Remembering the Armistice
The Twenty-fifth Sunday after Pentecost
November 11, 2018
November 11, 2018
Today is the 100th anniversary of the Armistice marking the end of World War I - the 11th hour of the 11th day of the 11th month. We are joining with churches throughout the country and around the world in tolling our tower bells 21 tunes at 11:00 a.m. as we remember all who died in the "war to end all wars."
In the Church of England, the liturgical calendar designates today as "Remembrance Sunday." Although we have no such designation in the Episcopal Church, we are acknowledging the historical significance of this day through music.
Our communion anthem is "In Remembrance" by Canadian composer, Eleanor Daley (b. 1955).
This anthem is a movement from her Requiem (1993). Like many 20th and 21st century composers, Daley combines the traditional Latin prayers from the mass for the dead with settings of non-liturgical, poetic texts. Daley chose to set this anonymous poem, "Do not stand at my grave and weep." Listen to a recording here: In Remembrance
Ralph Vaughan Williams and Gustav Holst walking in the Malvern Hills.
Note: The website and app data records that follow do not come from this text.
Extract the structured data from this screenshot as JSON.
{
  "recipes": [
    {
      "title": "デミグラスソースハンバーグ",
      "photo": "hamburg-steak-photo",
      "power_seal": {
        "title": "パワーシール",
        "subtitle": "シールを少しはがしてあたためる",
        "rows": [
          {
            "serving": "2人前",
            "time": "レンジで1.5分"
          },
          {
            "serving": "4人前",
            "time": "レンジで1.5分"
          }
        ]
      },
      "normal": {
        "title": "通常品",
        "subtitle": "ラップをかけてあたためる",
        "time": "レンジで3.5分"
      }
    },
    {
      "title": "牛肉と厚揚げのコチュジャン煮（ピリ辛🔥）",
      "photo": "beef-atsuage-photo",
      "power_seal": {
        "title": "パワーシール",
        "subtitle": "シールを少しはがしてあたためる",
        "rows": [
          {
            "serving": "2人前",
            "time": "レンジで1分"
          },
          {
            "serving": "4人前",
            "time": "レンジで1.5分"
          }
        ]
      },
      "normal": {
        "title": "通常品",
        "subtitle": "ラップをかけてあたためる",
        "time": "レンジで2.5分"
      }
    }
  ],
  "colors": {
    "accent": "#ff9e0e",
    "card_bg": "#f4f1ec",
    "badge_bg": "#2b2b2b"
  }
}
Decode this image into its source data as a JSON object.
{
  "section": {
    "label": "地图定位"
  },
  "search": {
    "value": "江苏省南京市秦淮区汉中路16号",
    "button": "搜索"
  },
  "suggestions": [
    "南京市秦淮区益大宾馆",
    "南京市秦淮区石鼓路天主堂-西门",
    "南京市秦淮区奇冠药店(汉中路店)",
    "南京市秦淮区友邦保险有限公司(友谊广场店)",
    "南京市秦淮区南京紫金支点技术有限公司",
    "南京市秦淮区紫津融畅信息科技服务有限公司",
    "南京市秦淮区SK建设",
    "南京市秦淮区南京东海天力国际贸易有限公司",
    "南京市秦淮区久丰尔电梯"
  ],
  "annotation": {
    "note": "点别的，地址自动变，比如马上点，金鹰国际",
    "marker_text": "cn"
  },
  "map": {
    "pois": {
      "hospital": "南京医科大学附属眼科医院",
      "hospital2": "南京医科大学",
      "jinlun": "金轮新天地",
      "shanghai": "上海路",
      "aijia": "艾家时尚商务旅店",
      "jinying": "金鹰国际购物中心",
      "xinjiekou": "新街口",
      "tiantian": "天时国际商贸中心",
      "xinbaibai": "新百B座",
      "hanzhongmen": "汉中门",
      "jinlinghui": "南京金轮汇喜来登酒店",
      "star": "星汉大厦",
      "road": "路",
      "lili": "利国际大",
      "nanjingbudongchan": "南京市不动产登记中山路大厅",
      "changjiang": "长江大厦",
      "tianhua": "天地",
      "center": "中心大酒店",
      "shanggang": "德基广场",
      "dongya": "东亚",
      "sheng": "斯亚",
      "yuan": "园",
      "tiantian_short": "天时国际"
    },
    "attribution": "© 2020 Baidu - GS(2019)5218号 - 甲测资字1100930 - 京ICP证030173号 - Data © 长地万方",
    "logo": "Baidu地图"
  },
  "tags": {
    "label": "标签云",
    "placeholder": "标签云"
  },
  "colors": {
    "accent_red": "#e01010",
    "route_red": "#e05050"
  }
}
The British Library.
For the prelude and postlude today, we will hear music by two composers who served in World War I. Ralph Vaughan Williams (1872-1958), one of the best known British composers of the twentieth century, volunteered and served in the army. From a private driving ambulance wagons, he eventually rose to the rank of lieutenant in the Royal Artillery. The noise of the guns damaged his hearing, leading to deafness later in life.
The experience of war had a profound emotional impact on Vaughan Williams and caused him to stop composing for an extended period. His set of three preludes on Welsh hymn tunes was one of his first compositions after the war. This morning, we hear the prelude on Hyfrydol from this set. Elegant and restrained, it seems to embody a regained sense of hopefulness. In the years that followed, Vaughan Williams composed some of his greatest works, including the major choral work Dona Nobis Pacem, a cry for peace.
Gustav Holst (1874-1934), another English composer, was a contemporary and lifelong friend of Ralph Vaughan Williams. Holst also volunteered for military service in WWI, but was rejected on medical grounds. He served as a volunteer ambulance driver and continued to compose throughout the war years. One of his most famous works from this period is an orchestral suite, The Planets, which premiered in 1919.
Today's prelude is an arrangement of Holst's hymn tune, Thaxted, by composer Charles Callahan. The tune is from the Jupiter section of The Planets. In England, it is often paired with the patriotic text, "I vow to thee, my country." Holst never intended it to be used as a hymn, but Vaughan Williams recognized its effectiveness and published it in a 1925 hymnal, Songs of Praise. In the United States, it is often paired with the text "O God, beyond all praising," written specifically for this tune in 1982. O God, beyond all praising
Both Holst and Vaughan Williams suffered the loss of friends and colleagues in WWI, including many promising young composers. Their compositions written in the aftermath of war are tinged with a sense of grief and loss of innocence. Yet, their music embodies a sense of determination to move forward in hope. These enduring qualities continue to speak to us in the present age.
Music for the Twenty-fifth Sunday after Pentecost
November 11, 2018
9 Not here for high and holy things (Morning Song)
490 I want to walk as a child of the light (Houston)
822* Through north and south (Lasst uns erfreuen)
656 Blest are the pure in heart (Franconia)
594 God of grace and God of glory (Cwm Rhondda)
Gloria in excelsis and Sanctus -William Mathias
Fraction Anthem -Gerald Near
Psalm 127, A HymnTune Psalter, Carl P. Daw and Kevin R. Hackett
The Beatitudes -Russian Chant
In Remembrance (from Requiem) -Eleanor Daley
Prelude on a Theme of Gustav Holst (Thaxted) -Charles Callahan
Prelude on Hyfrydol -Ralph Vaughan Williams
*from Wonder, Love and Praise (hymnal supplement)